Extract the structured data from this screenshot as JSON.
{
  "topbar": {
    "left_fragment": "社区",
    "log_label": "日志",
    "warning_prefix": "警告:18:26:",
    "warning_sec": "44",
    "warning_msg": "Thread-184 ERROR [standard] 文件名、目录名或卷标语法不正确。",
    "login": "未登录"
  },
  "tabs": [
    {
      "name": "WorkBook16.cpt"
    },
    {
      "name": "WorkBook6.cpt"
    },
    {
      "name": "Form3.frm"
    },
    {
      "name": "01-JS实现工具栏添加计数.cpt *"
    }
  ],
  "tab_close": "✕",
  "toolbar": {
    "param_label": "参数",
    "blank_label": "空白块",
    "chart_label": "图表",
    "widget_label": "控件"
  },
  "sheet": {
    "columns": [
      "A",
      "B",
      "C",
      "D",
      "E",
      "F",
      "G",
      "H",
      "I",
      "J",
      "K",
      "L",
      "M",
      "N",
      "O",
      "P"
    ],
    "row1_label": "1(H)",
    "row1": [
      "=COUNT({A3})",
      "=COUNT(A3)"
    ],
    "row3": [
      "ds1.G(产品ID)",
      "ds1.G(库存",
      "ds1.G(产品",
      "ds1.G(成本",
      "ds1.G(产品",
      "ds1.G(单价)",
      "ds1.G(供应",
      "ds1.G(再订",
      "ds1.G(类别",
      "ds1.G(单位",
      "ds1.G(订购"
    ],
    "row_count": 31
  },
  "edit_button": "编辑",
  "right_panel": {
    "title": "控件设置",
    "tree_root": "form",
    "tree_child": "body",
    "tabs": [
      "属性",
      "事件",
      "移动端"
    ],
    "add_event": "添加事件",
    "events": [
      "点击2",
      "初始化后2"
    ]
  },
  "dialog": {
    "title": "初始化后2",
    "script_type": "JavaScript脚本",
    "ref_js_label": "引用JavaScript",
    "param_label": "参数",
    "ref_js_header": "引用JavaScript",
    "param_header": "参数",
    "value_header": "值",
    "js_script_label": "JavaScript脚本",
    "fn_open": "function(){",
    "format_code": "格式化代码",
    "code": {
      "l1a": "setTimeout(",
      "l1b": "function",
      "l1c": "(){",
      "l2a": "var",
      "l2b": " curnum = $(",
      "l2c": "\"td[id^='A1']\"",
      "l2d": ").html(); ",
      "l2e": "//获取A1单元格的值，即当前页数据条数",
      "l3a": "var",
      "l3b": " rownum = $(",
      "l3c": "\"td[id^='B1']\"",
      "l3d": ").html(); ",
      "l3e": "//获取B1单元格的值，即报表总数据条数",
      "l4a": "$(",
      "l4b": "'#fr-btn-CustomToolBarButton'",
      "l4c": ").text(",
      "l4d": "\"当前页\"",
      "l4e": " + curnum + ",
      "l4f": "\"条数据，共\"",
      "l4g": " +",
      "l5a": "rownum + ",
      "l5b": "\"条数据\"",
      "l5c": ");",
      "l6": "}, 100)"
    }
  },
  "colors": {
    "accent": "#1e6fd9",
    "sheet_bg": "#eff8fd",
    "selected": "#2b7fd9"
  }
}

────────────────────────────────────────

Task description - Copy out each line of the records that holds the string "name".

Output for this task -
      "name": "WorkBook16.cpt"
      "name": "WorkBook6.cpt"
      "name": "Form3.frm"
      "name": "01-JS实现工具栏添加计数.cpt *"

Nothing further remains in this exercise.